▶ [Your objective] Count each line below that has the word "keyword" in it, and give only the total.

* * *

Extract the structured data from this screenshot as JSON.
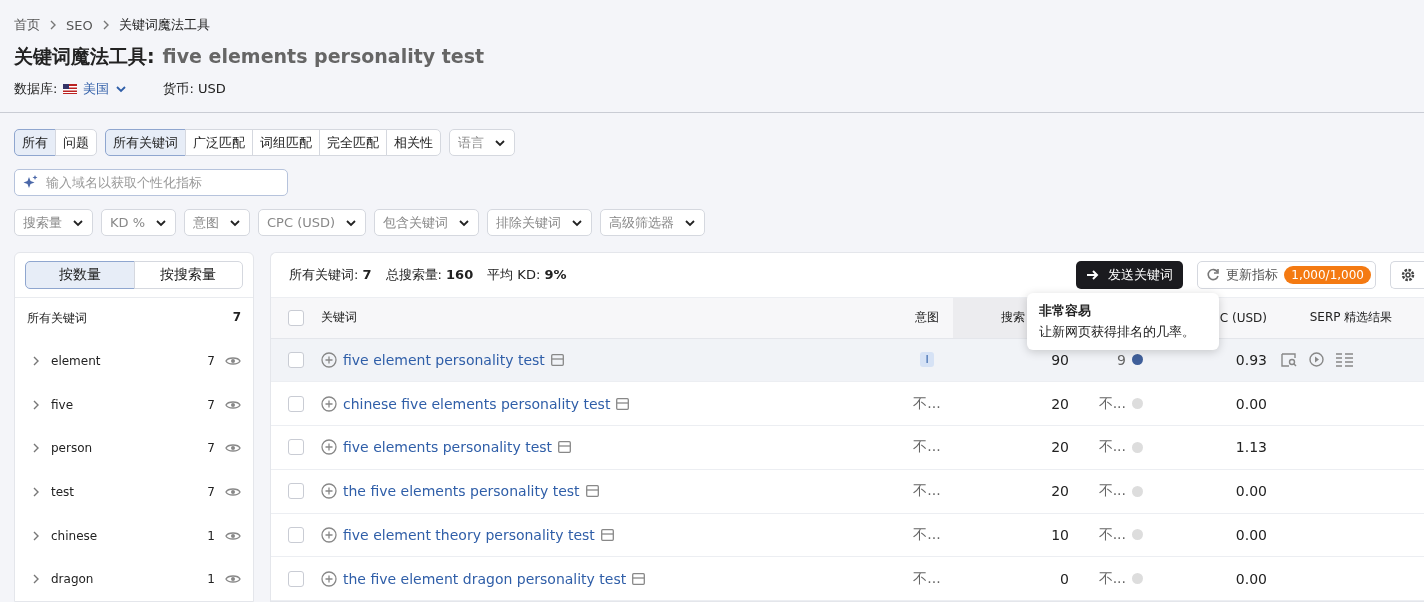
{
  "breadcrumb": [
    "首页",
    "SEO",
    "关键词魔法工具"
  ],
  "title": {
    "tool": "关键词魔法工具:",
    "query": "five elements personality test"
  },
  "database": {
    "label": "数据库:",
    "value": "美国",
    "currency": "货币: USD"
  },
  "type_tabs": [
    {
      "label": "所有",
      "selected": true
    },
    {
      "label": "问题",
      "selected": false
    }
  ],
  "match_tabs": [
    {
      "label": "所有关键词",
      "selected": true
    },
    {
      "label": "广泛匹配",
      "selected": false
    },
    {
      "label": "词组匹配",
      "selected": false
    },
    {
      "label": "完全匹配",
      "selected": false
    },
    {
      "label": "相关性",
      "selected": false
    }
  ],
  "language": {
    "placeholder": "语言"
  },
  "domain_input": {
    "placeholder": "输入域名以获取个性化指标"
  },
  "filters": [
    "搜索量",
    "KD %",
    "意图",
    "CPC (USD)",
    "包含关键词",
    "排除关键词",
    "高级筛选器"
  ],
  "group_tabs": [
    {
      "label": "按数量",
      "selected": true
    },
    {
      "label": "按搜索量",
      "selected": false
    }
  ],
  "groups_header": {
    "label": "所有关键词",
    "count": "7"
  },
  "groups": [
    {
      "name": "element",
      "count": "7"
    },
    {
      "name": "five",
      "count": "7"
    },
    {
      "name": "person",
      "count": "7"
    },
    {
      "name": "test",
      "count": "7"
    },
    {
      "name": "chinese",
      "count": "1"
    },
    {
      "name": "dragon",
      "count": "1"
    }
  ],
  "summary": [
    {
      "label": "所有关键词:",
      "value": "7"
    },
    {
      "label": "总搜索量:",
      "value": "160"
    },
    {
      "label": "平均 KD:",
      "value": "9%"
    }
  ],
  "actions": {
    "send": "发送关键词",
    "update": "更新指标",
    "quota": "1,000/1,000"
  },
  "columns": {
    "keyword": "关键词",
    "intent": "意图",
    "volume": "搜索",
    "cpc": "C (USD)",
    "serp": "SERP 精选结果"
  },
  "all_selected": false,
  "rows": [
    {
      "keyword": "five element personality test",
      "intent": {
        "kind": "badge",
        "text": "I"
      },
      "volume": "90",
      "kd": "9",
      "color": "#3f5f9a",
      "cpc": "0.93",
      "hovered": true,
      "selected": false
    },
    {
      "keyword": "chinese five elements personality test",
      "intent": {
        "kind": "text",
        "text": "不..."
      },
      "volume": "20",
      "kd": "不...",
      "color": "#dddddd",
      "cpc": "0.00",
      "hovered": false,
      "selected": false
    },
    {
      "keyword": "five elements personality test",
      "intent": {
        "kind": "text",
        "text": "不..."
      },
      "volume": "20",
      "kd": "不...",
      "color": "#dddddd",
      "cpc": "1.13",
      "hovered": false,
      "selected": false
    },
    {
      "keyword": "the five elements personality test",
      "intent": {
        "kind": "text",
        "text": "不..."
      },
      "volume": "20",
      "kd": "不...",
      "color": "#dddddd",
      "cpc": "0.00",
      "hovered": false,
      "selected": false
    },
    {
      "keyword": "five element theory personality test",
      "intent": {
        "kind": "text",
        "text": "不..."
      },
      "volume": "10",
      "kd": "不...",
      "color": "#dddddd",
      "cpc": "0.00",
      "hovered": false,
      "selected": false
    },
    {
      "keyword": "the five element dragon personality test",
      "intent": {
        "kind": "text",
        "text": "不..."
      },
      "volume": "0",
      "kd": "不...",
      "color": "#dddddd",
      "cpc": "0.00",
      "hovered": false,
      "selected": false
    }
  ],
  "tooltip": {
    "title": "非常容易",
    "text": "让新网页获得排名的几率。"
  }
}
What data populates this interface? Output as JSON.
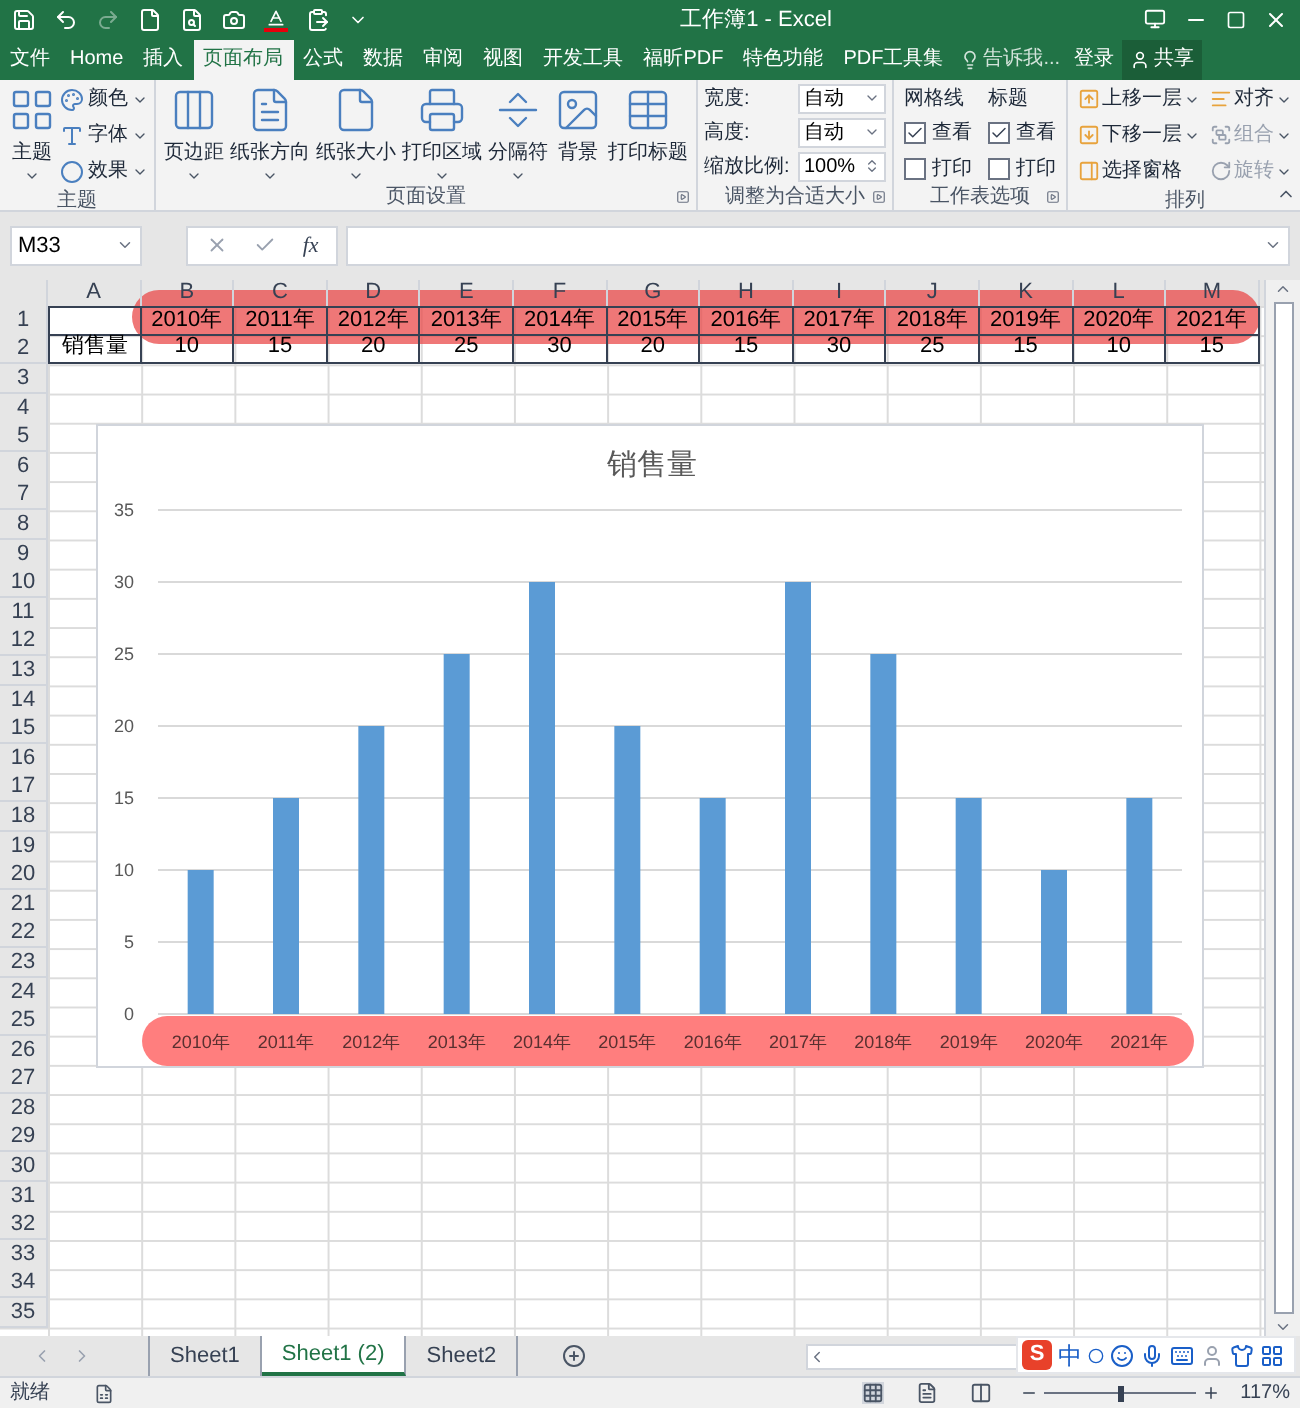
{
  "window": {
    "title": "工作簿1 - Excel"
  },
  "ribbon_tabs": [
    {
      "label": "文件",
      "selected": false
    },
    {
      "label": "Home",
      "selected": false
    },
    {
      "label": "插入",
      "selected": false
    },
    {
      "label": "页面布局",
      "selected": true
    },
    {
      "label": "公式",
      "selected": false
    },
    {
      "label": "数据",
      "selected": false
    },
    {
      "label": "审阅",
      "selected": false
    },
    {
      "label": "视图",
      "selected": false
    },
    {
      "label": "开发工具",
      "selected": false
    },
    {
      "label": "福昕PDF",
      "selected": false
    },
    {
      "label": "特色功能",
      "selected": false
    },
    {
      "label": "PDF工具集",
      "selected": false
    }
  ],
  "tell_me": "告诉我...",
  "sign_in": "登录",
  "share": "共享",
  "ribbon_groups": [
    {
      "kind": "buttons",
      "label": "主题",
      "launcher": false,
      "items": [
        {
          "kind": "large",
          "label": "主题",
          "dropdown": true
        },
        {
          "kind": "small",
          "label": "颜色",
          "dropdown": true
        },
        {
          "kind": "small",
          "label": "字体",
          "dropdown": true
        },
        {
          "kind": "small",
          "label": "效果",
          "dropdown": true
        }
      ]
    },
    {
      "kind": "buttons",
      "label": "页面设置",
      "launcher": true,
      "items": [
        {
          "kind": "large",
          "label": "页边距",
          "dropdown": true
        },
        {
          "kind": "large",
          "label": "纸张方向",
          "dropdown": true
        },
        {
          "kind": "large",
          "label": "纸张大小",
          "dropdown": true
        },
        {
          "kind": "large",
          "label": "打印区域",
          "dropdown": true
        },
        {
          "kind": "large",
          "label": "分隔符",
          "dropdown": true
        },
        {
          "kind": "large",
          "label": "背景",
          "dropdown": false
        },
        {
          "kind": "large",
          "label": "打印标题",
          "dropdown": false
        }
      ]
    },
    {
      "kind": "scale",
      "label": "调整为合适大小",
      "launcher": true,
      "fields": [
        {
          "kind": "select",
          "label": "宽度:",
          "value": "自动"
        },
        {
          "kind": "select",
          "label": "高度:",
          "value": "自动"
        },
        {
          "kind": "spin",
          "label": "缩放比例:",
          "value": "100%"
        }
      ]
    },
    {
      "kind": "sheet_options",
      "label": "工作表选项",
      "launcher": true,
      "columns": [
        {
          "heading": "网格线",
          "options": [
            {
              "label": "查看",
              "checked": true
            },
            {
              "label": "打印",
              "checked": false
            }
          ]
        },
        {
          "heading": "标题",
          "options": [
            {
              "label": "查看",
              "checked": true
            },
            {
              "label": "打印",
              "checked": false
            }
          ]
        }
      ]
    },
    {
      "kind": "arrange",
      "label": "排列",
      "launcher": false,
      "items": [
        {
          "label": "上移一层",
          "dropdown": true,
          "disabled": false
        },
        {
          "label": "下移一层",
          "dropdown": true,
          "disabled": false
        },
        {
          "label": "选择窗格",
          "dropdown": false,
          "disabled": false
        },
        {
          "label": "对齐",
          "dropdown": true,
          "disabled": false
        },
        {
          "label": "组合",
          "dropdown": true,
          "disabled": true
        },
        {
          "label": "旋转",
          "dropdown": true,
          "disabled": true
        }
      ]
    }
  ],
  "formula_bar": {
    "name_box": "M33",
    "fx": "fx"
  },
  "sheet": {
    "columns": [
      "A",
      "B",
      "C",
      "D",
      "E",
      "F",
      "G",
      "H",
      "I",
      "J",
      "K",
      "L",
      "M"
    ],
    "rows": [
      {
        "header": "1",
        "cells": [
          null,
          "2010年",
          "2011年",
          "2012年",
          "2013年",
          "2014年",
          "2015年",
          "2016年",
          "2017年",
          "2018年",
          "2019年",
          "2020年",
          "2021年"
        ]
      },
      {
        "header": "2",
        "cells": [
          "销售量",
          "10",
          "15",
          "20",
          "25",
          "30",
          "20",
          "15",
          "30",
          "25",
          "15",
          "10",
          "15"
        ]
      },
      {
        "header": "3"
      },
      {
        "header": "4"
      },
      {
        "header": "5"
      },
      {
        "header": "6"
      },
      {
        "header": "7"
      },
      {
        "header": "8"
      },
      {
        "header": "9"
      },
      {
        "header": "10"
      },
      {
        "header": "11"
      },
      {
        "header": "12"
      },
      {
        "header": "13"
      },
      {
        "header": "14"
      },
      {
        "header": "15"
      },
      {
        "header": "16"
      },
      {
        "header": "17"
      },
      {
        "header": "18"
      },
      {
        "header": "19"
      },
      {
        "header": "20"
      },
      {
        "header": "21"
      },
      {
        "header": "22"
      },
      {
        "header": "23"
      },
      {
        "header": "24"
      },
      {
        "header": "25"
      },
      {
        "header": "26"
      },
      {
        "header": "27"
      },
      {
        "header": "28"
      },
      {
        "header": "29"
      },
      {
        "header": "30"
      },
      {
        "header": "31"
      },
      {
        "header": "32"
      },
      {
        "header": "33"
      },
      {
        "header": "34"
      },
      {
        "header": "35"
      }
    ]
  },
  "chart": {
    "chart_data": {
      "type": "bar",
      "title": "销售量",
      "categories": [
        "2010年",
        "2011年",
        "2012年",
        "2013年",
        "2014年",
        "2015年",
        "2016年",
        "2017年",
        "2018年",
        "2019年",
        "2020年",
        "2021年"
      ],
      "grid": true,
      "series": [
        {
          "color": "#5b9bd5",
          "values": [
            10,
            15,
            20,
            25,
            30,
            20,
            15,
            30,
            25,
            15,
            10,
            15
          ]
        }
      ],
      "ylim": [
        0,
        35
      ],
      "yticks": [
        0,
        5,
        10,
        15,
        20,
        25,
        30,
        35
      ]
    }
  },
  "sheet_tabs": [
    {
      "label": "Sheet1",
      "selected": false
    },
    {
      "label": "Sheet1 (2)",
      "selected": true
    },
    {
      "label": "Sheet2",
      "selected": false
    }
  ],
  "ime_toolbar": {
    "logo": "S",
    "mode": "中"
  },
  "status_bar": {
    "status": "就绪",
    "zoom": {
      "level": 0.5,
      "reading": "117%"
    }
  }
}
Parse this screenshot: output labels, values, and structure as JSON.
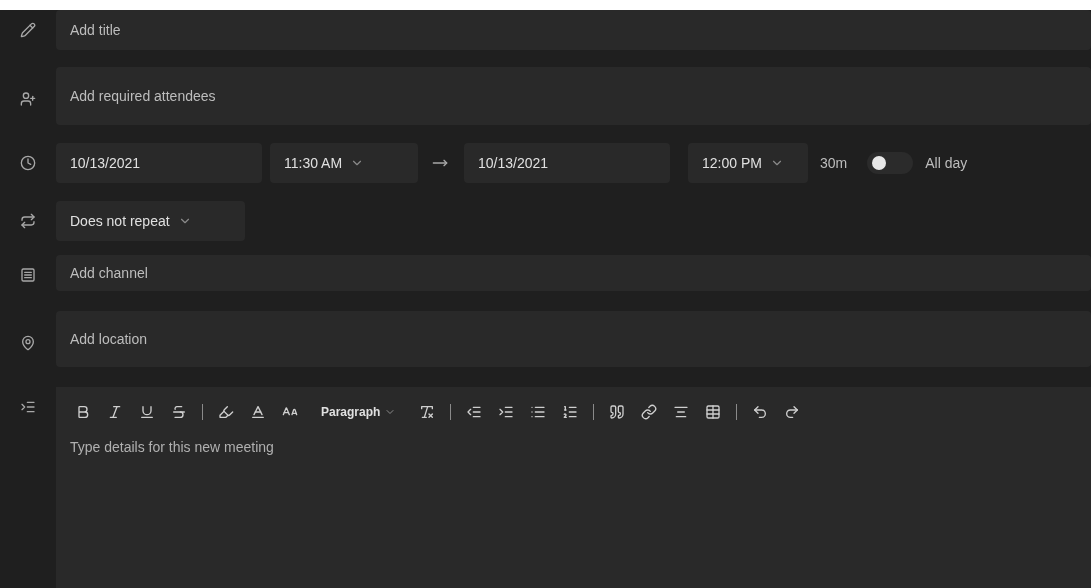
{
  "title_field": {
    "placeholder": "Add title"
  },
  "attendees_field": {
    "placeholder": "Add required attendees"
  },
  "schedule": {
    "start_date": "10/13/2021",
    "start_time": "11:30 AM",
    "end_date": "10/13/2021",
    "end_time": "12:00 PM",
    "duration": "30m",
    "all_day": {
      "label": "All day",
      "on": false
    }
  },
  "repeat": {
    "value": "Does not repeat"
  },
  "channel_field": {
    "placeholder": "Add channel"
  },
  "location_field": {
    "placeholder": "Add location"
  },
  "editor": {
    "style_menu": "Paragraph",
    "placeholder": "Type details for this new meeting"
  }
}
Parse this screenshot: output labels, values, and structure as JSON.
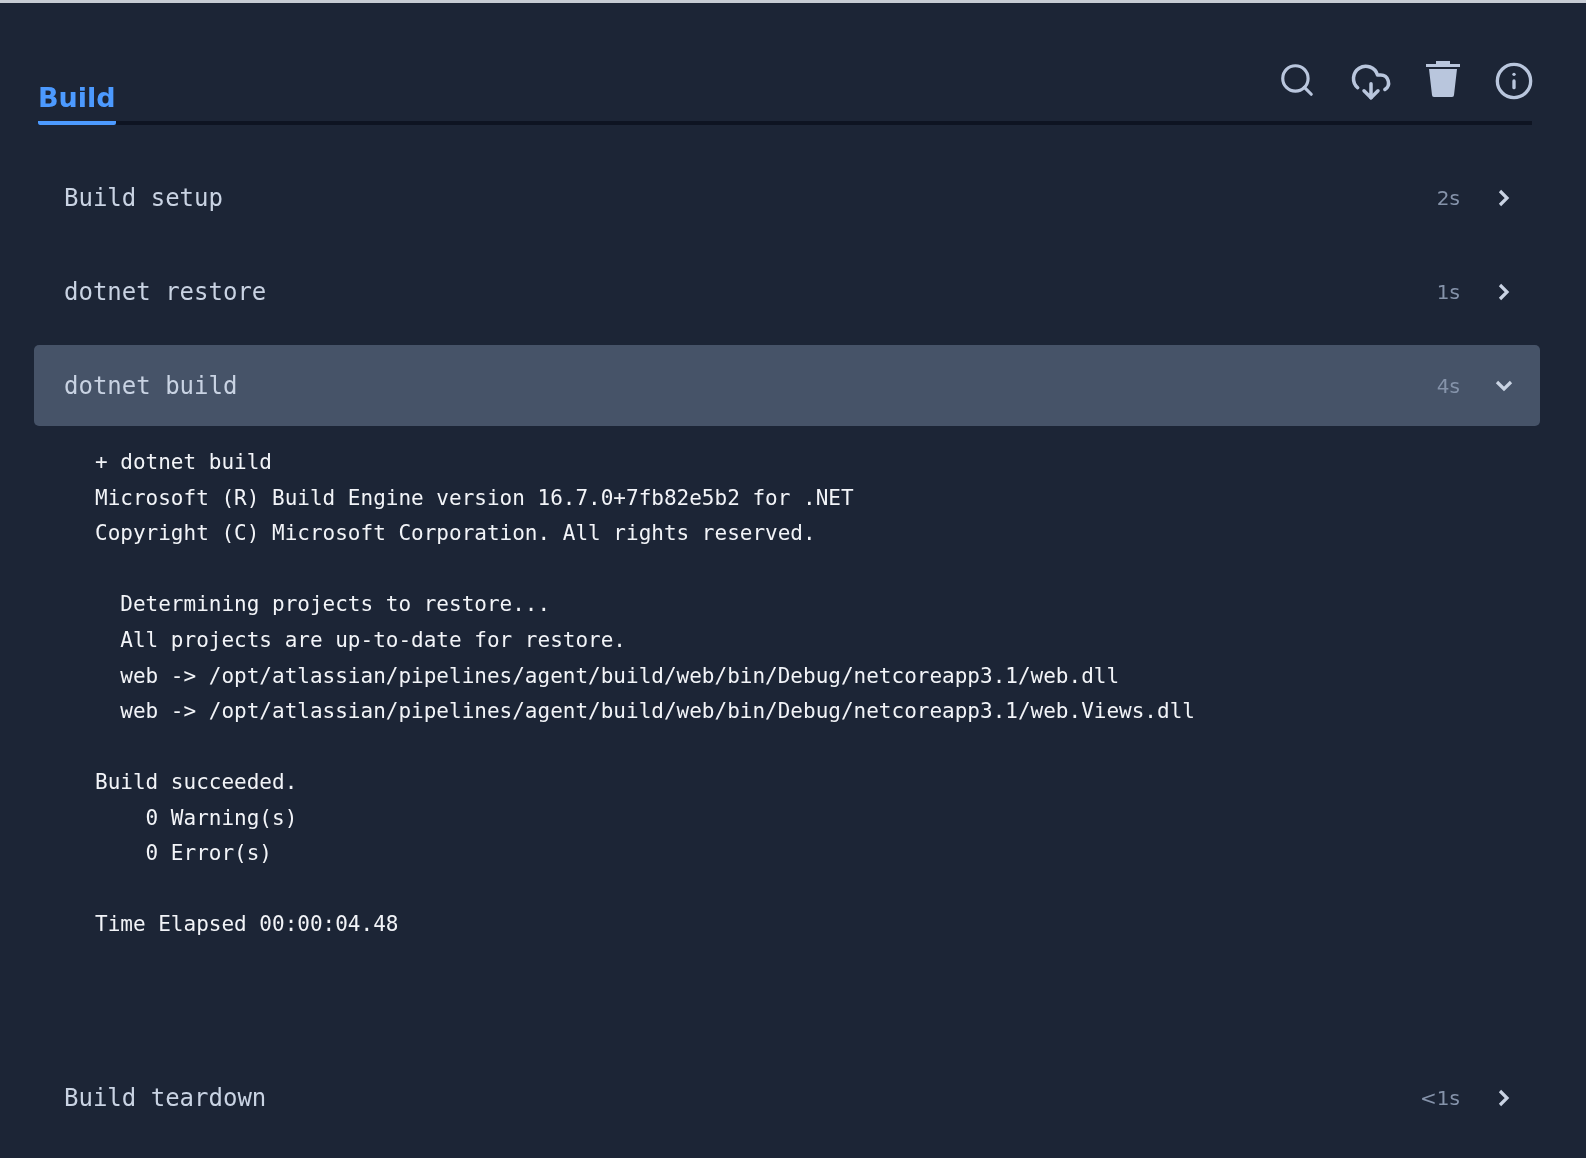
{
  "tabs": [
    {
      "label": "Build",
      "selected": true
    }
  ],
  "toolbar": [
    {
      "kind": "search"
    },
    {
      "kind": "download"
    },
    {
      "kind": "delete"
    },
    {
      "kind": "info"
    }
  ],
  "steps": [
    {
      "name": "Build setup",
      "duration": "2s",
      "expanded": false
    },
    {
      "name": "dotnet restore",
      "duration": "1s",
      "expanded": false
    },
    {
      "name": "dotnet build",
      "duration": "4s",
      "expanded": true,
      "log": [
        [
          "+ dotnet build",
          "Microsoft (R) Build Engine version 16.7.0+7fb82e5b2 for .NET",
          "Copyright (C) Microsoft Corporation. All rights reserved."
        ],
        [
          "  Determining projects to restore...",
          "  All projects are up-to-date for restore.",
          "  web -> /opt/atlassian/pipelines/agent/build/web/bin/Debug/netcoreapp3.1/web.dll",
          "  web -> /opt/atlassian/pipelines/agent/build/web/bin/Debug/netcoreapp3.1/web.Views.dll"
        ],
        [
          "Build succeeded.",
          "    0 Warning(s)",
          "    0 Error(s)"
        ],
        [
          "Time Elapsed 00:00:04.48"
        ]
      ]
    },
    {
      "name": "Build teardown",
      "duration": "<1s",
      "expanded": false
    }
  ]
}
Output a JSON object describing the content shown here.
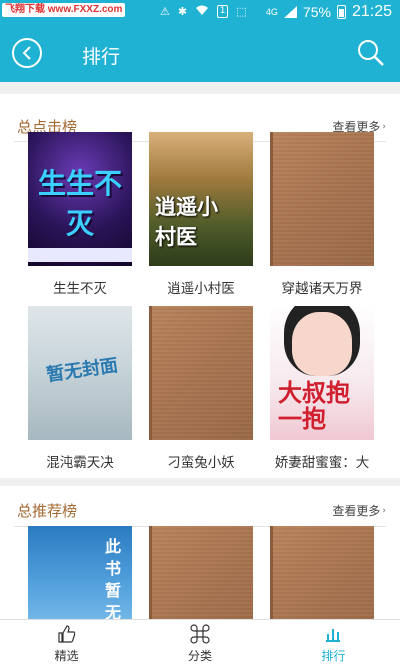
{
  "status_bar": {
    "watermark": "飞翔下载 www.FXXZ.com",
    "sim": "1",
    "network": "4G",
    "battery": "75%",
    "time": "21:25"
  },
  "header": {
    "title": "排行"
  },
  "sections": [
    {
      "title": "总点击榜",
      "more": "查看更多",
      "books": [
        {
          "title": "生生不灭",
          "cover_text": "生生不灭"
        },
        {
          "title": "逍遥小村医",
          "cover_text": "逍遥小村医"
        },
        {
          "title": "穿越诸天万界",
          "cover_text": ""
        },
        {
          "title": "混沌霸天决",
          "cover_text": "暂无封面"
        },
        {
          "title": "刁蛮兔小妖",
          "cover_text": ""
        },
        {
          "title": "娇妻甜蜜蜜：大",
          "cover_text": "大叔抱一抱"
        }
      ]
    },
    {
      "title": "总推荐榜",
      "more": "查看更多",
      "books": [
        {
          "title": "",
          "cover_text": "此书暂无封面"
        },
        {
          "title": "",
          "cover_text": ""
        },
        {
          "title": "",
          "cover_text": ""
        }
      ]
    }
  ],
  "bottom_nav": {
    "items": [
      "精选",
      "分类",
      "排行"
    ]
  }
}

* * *

▶ [Written solution] 7